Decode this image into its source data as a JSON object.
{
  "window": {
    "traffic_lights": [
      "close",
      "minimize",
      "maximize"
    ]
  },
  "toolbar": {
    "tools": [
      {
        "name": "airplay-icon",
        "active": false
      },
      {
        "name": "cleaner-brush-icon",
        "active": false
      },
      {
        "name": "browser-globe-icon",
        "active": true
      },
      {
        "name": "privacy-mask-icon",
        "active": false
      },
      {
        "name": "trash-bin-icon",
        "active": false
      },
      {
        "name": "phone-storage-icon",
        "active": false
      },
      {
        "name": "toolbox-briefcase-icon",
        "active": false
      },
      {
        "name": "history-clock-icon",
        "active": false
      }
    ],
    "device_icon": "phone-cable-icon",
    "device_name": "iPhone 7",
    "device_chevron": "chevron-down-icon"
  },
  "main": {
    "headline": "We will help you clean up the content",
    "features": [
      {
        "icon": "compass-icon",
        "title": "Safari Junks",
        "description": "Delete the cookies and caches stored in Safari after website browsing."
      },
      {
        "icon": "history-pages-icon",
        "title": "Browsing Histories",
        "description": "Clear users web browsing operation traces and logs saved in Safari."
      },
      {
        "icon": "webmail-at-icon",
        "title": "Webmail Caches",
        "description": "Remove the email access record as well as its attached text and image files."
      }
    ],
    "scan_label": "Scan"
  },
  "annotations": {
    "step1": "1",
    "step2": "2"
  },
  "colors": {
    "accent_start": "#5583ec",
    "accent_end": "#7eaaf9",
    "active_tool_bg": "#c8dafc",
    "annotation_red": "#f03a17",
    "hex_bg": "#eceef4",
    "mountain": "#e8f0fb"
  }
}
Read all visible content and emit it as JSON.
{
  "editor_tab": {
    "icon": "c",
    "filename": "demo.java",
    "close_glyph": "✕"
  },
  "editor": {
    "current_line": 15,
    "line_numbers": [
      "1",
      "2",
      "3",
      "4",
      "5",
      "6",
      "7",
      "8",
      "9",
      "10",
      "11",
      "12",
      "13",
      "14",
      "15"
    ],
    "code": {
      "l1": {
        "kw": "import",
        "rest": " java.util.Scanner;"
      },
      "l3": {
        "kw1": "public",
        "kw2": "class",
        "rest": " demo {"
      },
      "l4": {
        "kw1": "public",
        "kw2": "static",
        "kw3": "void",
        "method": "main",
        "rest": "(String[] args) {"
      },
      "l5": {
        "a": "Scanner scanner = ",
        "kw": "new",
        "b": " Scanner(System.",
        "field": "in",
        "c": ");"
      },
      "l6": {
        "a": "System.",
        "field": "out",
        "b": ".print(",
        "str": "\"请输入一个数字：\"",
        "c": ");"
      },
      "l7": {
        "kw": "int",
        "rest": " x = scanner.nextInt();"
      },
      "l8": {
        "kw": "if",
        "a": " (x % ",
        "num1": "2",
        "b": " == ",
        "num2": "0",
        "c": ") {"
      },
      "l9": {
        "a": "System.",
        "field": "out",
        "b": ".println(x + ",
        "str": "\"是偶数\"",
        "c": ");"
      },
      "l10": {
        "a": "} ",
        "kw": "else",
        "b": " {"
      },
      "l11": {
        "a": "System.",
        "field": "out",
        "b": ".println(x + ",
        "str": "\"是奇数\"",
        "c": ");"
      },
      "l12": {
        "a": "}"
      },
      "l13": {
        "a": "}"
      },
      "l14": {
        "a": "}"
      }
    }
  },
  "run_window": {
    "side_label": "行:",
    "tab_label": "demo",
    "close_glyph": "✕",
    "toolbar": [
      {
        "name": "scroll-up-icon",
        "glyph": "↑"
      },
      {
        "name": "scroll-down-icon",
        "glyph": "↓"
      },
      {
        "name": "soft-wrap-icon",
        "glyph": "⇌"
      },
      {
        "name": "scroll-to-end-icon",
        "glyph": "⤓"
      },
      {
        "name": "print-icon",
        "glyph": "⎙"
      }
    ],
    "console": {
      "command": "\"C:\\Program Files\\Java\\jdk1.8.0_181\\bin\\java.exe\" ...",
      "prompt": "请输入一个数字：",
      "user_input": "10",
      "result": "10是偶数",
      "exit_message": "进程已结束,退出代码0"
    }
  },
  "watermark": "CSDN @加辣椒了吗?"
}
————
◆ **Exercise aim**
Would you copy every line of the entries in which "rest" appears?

◆ **Solution to this exercise**
        "rest": " java.util.Scanner;"
        "rest": " demo {"
        "rest": "(String[] args) {"
        "rest": " x = scanner.nextInt();"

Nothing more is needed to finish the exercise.